Be sure to speak to other co-owners about your intentions so you can attempt to come to an agreement about who will be removed from the title. If that person winds up being you, make sure you understand your share of the property and who you’ll be transferring it to.
Obtain Copy Of The Deed
Getting a copy of the deed will help you clarify who is listed on the title so you can determine who can be removed.
When removing a person from a mortgage, you’ll be required to provide some documentation as part of the process. Make sure you have the following before proceeding forward:
– Title deed
– Land transfer form
– A quitclaim or warranty deed form
Complete Forms To Transfer Ownership
As you move forward and prepare to fill out the necessary forms, there are certain pieces of information you’ll need to ensure everything goes smoothly:
– Name of the person transferring ownership and the person whom ownership is being transferred to
– Property address
– Date of the transfer
– Location where the deed is being signed
– Document number from the land title office where the prior deed was filed
– Reason for the transfer
– What the grantor will be receiving from the transfer
– Pertinent financial and tax information, such as the legal description of the property
– Type form of ownership
Special Cases To Be Removed From Property Deed
Not all situations are black and white when it comes to removing a name off a mortgage.
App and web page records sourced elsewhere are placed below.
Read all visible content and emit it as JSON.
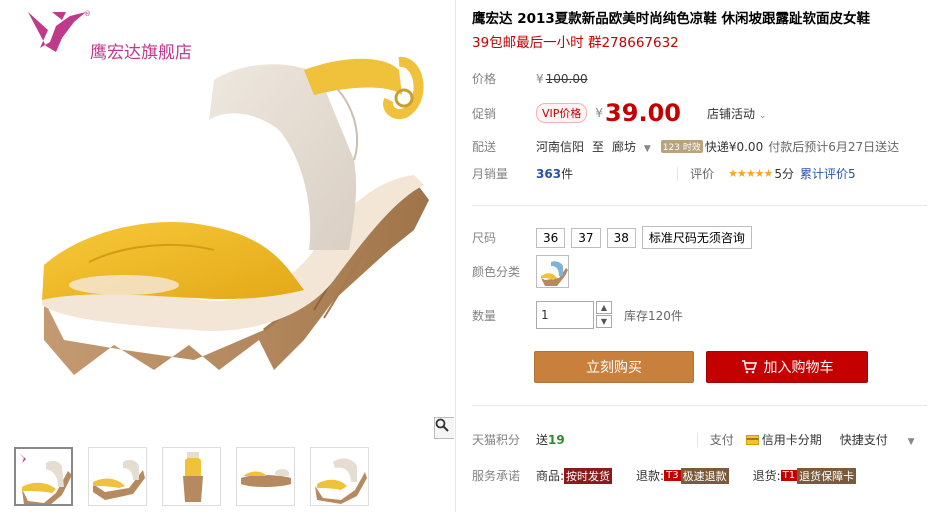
{
  "store": {
    "name": "鹰宏达旗舰店"
  },
  "gallery": {
    "zoom_icon": "magnifier-icon",
    "thumbnails": 5
  },
  "product": {
    "title": "鹰宏达 2013夏款新品欧美时尚纯色凉鞋 休闲坡跟露趾软面皮女鞋",
    "subtitle": "39包邮最后一小时 群278667632"
  },
  "price": {
    "label": "价格",
    "currency": "¥",
    "original": "100.00"
  },
  "promo": {
    "label": "促销",
    "vip_badge": "VIP价格",
    "currency": "¥",
    "value": "39.00",
    "store_activity": "店铺活动"
  },
  "delivery": {
    "label": "配送",
    "from": "河南信阳",
    "to_word": "至",
    "to": "廊坊",
    "tag": "123 时效",
    "express": "快递¥0.00",
    "note": "付款后预计6月27日送达"
  },
  "sales": {
    "label": "月销量",
    "count": "363",
    "unit": "件",
    "rating_label": "评价",
    "stars": "★★★★★",
    "score": "5分",
    "review_text": "累计评价5"
  },
  "size": {
    "label": "尺码",
    "options": [
      "36",
      "37",
      "38",
      "标准尺码无须咨询"
    ]
  },
  "color": {
    "label": "颜色分类"
  },
  "quantity": {
    "label": "数量",
    "value": "1",
    "stock": "库存120件"
  },
  "buttons": {
    "buy": "立刻购买",
    "cart": "加入购物车"
  },
  "points": {
    "label": "天猫积分",
    "send": "送",
    "value": "19",
    "pay_label": "支付",
    "credit": "信用卡分期",
    "quick": "快捷支付"
  },
  "service": {
    "label": "服务承诺",
    "goods_prefix": "商品:",
    "goods_tag": "按时发货",
    "refund_prefix": "退款:",
    "refund_t": "T3",
    "refund_tag": "极速退款",
    "return_prefix": "退货:",
    "return_t": "T1",
    "return_tag": "退货保障卡"
  },
  "colors": {
    "price_red": "#c40000",
    "buy_orange": "#c9803d",
    "store_magenta": "#c03a8c",
    "link_blue": "#2953a6"
  }
}
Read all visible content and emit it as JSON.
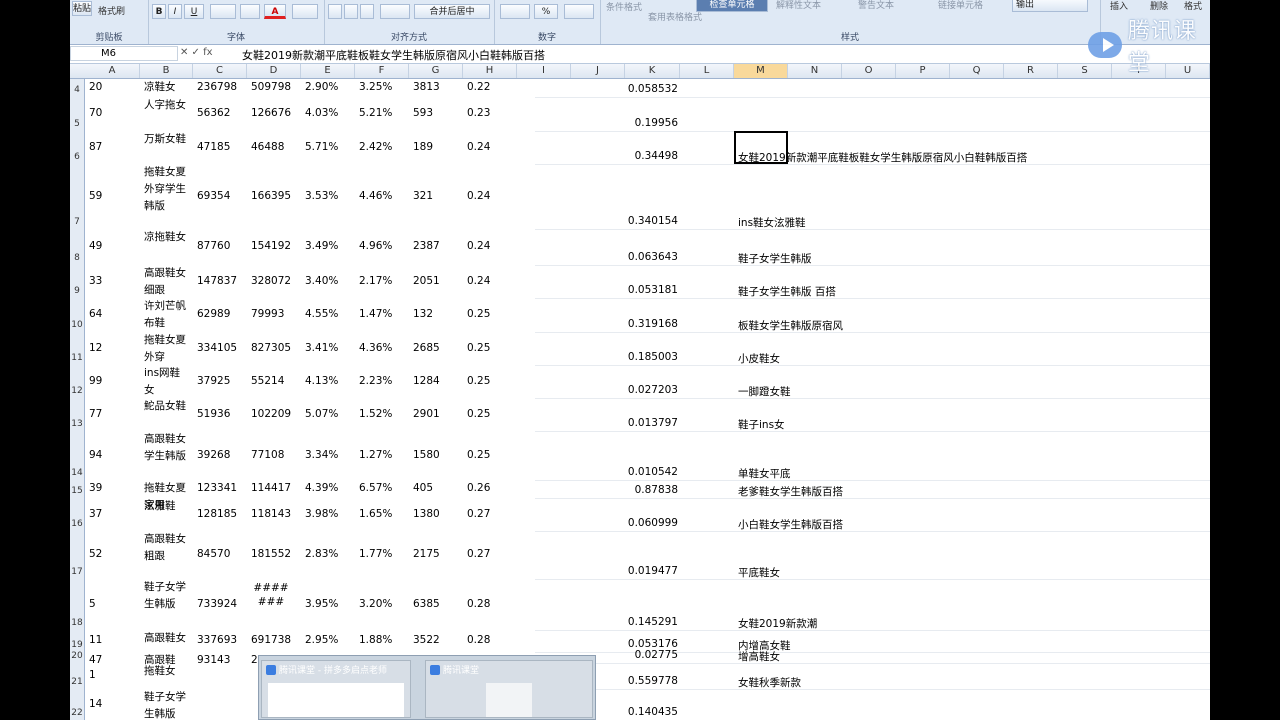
{
  "ribbon": {
    "groups": [
      {
        "label": "剪贴板",
        "items": [
          "粘贴",
          "格式刷"
        ]
      },
      {
        "label": "字体",
        "items": [
          "B",
          "I",
          "U",
          "A"
        ]
      },
      {
        "label": "对齐方式",
        "items": [
          "合并后居中"
        ]
      },
      {
        "label": "数字",
        "items": [
          "%"
        ]
      },
      {
        "label": "样式",
        "items": [
          "条件格式",
          "套用表格格式",
          "检查单元格",
          "解释性文本",
          "警告文本",
          "链接单元格",
          "输出"
        ]
      },
      {
        "label": "",
        "items": [
          "插入",
          "删除",
          "格式"
        ]
      }
    ]
  },
  "formula_bar": {
    "name_box": "M6",
    "icons": "✕ ✓ fx",
    "formula": "女鞋2019新款潮平底鞋板鞋女学生韩版原宿风小白鞋韩版百搭"
  },
  "columns": [
    "A",
    "B",
    "C",
    "D",
    "E",
    "F",
    "G",
    "H",
    "I",
    "J",
    "K",
    "L",
    "M",
    "N",
    "O",
    "P",
    "Q",
    "R",
    "S",
    "T",
    "U"
  ],
  "active_column": "M",
  "rows": [
    {
      "n": "4",
      "a": "20",
      "b": "凉鞋女",
      "c": "236798",
      "d": "509798",
      "e": "2.90%",
      "f": "3.25%",
      "g": "3813",
      "h": "0.22",
      "k": "0.058532",
      "m": ""
    },
    {
      "n": "5",
      "a": "70",
      "b": "人字拖女",
      "c": "56362",
      "d": "126676",
      "e": "4.03%",
      "f": "5.21%",
      "g": "593",
      "h": "0.23",
      "k": "0.19956",
      "m": ""
    },
    {
      "n": "6",
      "a": "87",
      "b": "万斯女鞋",
      "c": "47185",
      "d": "46488",
      "e": "5.71%",
      "f": "2.42%",
      "g": "189",
      "h": "0.24",
      "k": "0.34498",
      "m": "女鞋2019新款潮平底鞋板鞋女学生韩版原宿风小白鞋韩版百搭"
    },
    {
      "n": "7",
      "a": "59",
      "b": "拖鞋女夏外穿学生韩版",
      "c": "69354",
      "d": "166395",
      "e": "3.53%",
      "f": "4.46%",
      "g": "321",
      "h": "0.24",
      "k": "0.340154",
      "m": "ins鞋女泫雅鞋"
    },
    {
      "n": "8",
      "a": "49",
      "b": "凉拖鞋女",
      "c": "87760",
      "d": "154192",
      "e": "3.49%",
      "f": "4.96%",
      "g": "2387",
      "h": "0.24",
      "k": "0.063643",
      "m": "鞋子女学生韩版"
    },
    {
      "n": "9",
      "a": "33",
      "b": "高跟鞋女细跟",
      "c": "147837",
      "d": "328072",
      "e": "3.40%",
      "f": "2.17%",
      "g": "2051",
      "h": "0.24",
      "k": "0.053181",
      "m": "鞋子女学生韩版 百搭"
    },
    {
      "n": "10",
      "a": "64",
      "b": "许刘芒帆布鞋",
      "c": "62989",
      "d": "79993",
      "e": "4.55%",
      "f": "1.47%",
      "g": "132",
      "h": "0.25",
      "k": "0.319168",
      "m": "板鞋女学生韩版原宿风"
    },
    {
      "n": "11",
      "a": "12",
      "b": "拖鞋女夏外穿",
      "c": "334105",
      "d": "827305",
      "e": "3.41%",
      "f": "4.36%",
      "g": "2685",
      "h": "0.25",
      "k": "0.185003",
      "m": "小皮鞋女"
    },
    {
      "n": "12",
      "a": "99",
      "b": "ins网鞋女",
      "c": "37925",
      "d": "55214",
      "e": "4.13%",
      "f": "2.23%",
      "g": "1284",
      "h": "0.25",
      "k": "0.027203",
      "m": "一脚蹬女鞋"
    },
    {
      "n": "13",
      "a": "77",
      "b": "鮀品女鞋",
      "c": "51936",
      "d": "102209",
      "e": "5.07%",
      "f": "1.52%",
      "g": "2901",
      "h": "0.25",
      "k": "0.013797",
      "m": "鞋子ins女"
    },
    {
      "n": "14",
      "a": "94",
      "b": "高跟鞋女学生韩版",
      "c": "39268",
      "d": "77108",
      "e": "3.34%",
      "f": "1.27%",
      "g": "1580",
      "h": "0.25",
      "k": "0.010542",
      "m": "单鞋女平底"
    },
    {
      "n": "15",
      "a": "39",
      "b": "拖鞋女夏 家用",
      "c": "123341",
      "d": "114417",
      "e": "4.39%",
      "f": "6.57%",
      "g": "405",
      "h": "0.26",
      "k": "0.87838",
      "m": "老爹鞋女学生韩版百搭"
    },
    {
      "n": "16",
      "a": "37",
      "b": "泫雅鞋",
      "c": "128185",
      "d": "118143",
      "e": "3.98%",
      "f": "1.65%",
      "g": "1380",
      "h": "0.27",
      "k": "0.060999",
      "m": " 小白鞋女学生韩版百搭"
    },
    {
      "n": "17",
      "a": "52",
      "b": "高跟鞋女粗跟",
      "c": "84570",
      "d": "181552",
      "e": "2.83%",
      "f": "1.77%",
      "g": "2175",
      "h": "0.27",
      "k": "0.019477",
      "m": "平底鞋女"
    },
    {
      "n": "18",
      "a": "5",
      "b": "鞋子女学生韩版",
      "c": "733924",
      "d": "#### ###",
      "e": "3.95%",
      "f": "3.20%",
      "g": "6385",
      "h": "0.28",
      "k": "0.145291",
      "m": "女鞋2019新款潮"
    },
    {
      "n": "19",
      "a": "11",
      "b": "高跟鞋女",
      "c": "337693",
      "d": "691738",
      "e": "2.95%",
      "f": "1.88%",
      "g": "3522",
      "h": "0.28",
      "k": "0.053176",
      "m": "内增高女鞋"
    },
    {
      "n": "20",
      "a": "47",
      "b": "高跟鞋",
      "c": "93143",
      "d": "206697",
      "e": "3.41%",
      "f": "1.84%",
      "g": "2106",
      "h": "0.28",
      "k": "0.02775",
      "m": "增高鞋女"
    },
    {
      "n": "21",
      "a": "1",
      "b": "拖鞋女",
      "c": "",
      "d": "",
      "e": "",
      "f": "",
      "g": "",
      "h": "",
      "k": "0.559778",
      "m": "女鞋秋季新款"
    },
    {
      "n": "22",
      "a": "14",
      "b": "鞋子女学生韩版 百搭",
      "c": "",
      "d": "",
      "e": "",
      "f": "",
      "g": "",
      "h": "",
      "k": "0.140435",
      "m": ""
    }
  ],
  "watermark": {
    "text": "腾讯课堂"
  },
  "taskbar_popup": {
    "items": [
      {
        "title": "腾讯课堂 - 拼多多启点老师"
      },
      {
        "title": "腾讯课堂"
      }
    ]
  }
}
In some special cases, additional information and steps will be required in order to remove the person’s name, especially if they’ve died. Regardless of whether the person had a will, you’ll have to submit specific documents to the land registry office in your province as the surviving owner. These documents include the following:
You are required to provide proof that the person who owned the property has actually passed away and a death certificate can help with that.
This is a sworn statement that the courts will use to confirm the previous owner’s death and your new ownership.
New Property Deed
You’ll be required to sign and notarize the new deed and so will any other owners on the title.
If all owners on the title have died, the process requires some extra steps. If you’ve been named an owner through the deceased’s will or via court decision, the property deed will need to be modified to reflect this. It’s important to carefully review the property deed to make sure that the property wasn’t jointly owned when the owners died. If it wasn’t, then you’ll need to create a new deed to reflect the changes.
When it comes to transferring ownership of property after someone has passed away, there’s a chance that an executor could be involved. This is an individual who receives the estate of a deceased person and is responsible for administering and distributing the estate according to the will or the courts. An executor’s deed will need to include the names of the previous owners, confirmation that the will has gone through probate, and proof that the executor is authorized to transfer the deed.
While removing a person’s name from a mortgage can be a bit complicated, it’s not impossible. When approached from a place of understanding, it can be a lot easier to tackle than you might think. Regardless of your reasons, you may want to consult a professional should there be a concern about things getting too complex or messy based on your personal situation. If you’re interested in learning more about mortgages, property titles and more, reach out to our team for guidance.